Fail2ban is a software written in Python which help us to prevent brute force or DDoS attacks. It uses the failed access attempts logged in the system to detect the malicious IP addresses. Then, these IP addresses are blocked to avoid more attempts. It’s a software highly recommended to have installed in any system exposed to The Internet.
How does Fail2ban work?
Fail2ban is as a daemon which is monitoring every access to the system to the different services which have open ports (Mainly SSH, HTTPS…). It monitors the number of access attemps from a single IP address, and when Fail2ban detects the number of attemps which are suspicios to be an attack. Once identified a possible attacker Fail2ban uses the system Firewall (Iptables in Linux systesms) to block the IP address. From that moment that IP address will not be allowed to access the system.
To install Fail2ban in a Debian based system (such us Ubuntu) just execute next command in your terminal:
sudo apt install fail2ban
To check if the application has been sucessfully installed, just type this command:
Which should return the help information of Fail2ban.
Also you could check the version of the installed Fail2ban…
sudo fail2ban-client -V
Now we can start the application.
sudo service fail2ban start
Fail2ban includes a default configuration file named
jail.conf, but it is recommended not to edit this file. Instead copy it to another file (
jail.local), in which we could do any modification needed.
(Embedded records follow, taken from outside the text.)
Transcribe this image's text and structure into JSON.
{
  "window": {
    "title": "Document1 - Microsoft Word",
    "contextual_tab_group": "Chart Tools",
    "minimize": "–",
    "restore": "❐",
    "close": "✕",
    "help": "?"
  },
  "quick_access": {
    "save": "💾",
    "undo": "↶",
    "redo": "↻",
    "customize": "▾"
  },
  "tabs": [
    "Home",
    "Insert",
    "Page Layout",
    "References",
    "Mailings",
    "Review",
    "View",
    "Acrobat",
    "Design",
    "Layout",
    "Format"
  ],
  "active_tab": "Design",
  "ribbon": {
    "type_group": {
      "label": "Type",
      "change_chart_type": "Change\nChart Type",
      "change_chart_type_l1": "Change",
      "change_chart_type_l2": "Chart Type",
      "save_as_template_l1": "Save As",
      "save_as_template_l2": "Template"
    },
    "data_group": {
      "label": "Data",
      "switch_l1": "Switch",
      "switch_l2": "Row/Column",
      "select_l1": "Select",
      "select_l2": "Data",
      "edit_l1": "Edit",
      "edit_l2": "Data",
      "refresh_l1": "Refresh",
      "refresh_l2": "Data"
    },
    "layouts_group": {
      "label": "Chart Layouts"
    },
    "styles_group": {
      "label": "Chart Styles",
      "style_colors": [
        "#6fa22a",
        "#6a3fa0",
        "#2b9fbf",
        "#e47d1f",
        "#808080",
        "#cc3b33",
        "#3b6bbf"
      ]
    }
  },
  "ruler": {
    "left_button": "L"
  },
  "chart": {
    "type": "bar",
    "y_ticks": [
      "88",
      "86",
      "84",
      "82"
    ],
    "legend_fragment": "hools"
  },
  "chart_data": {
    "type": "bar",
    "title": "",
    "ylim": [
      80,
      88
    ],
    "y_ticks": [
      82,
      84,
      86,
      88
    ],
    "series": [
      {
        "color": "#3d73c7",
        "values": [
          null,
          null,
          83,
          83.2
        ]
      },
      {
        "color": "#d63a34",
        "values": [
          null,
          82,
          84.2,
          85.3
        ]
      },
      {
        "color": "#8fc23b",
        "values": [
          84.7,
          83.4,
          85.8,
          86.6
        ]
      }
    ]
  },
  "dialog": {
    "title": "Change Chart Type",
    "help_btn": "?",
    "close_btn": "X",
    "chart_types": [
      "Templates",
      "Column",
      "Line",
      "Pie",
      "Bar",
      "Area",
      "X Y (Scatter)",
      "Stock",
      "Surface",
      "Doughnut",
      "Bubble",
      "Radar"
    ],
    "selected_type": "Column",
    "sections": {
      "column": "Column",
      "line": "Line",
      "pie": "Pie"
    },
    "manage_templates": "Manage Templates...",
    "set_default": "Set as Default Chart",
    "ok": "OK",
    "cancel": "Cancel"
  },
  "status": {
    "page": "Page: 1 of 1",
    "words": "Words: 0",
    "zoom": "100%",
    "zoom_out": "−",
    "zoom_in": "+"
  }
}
sudo cp jail.conf jail.local
In our case, we are not going to change anything.
Next step is to configure the jails. In my case as I am using a Debian based system, I have the file
/etc/fail2ban/jail.d/defaults-debian.conf created by default with this configuration:
enabled = true
This means that I have enabled the sshd jail. This jail has the defaults configuration parameters. We can see the values with these commands.
The period of time the IP address is blocked (or banned).
sudo fail2ban-client get sshd bantime
The period of time in which Fail2ban searchs attemps.
sudo fail2ban-client get sshd findtime
The number or attempts needed to perform the block action within findtime seconds (600).
sudo fail2ban-client get sshd maxretry
Change the jail parameters
The previous default parameters could be good for you, but in my case for the sshd jail I prefer to change them. For this jail, I am going to set these parameters in the jail config file (
- bantime: 24 hours
- findtime: 30 seconds
- maxretry: 1
so I edit the file
/etc/fail2ban/jail.d/defaults-debian.conf with them. I am also going to change the action defined to get an e-mail each time an IP address is banned.
enabled = true
bantime = 24h
findtime = 30
maxretry = 1
action = %(action_mwl)s
Test the jail configuration
Fail2ban has a command to validate the jails configuration done. For the validation you have to use this command:
sudo fail2ban-client --test
Once the validation has been done, we can reload the service to load the configuration changes.
sudo service fail2ban reload
Check Fail2ban status
To check the status of the service you can use this command:
sudo fail2ban-client status
And to get the status of the jail:
sudo fail2ban-client status sshd
Check Fail2ban banned IPs
In the previous check you could have seen the banned IPs in the firewall application. With this command you’ll see the IP banned with the REJECT value in the table.
sudo iptables -L -n -v --line-numbers
Enable at boot
Finally, by default Fail2ban is not started at boot. To enable it:
sudo systemctl enable fail2ban
When Fail2ban is installed, we have an extra layer of security to avoid a system being attacked. It’s highly recommended to have a solution like this in any system exposed to The Internet.
Now, I recommend you to check how to integrate AbuseIPDB with Fail2ban.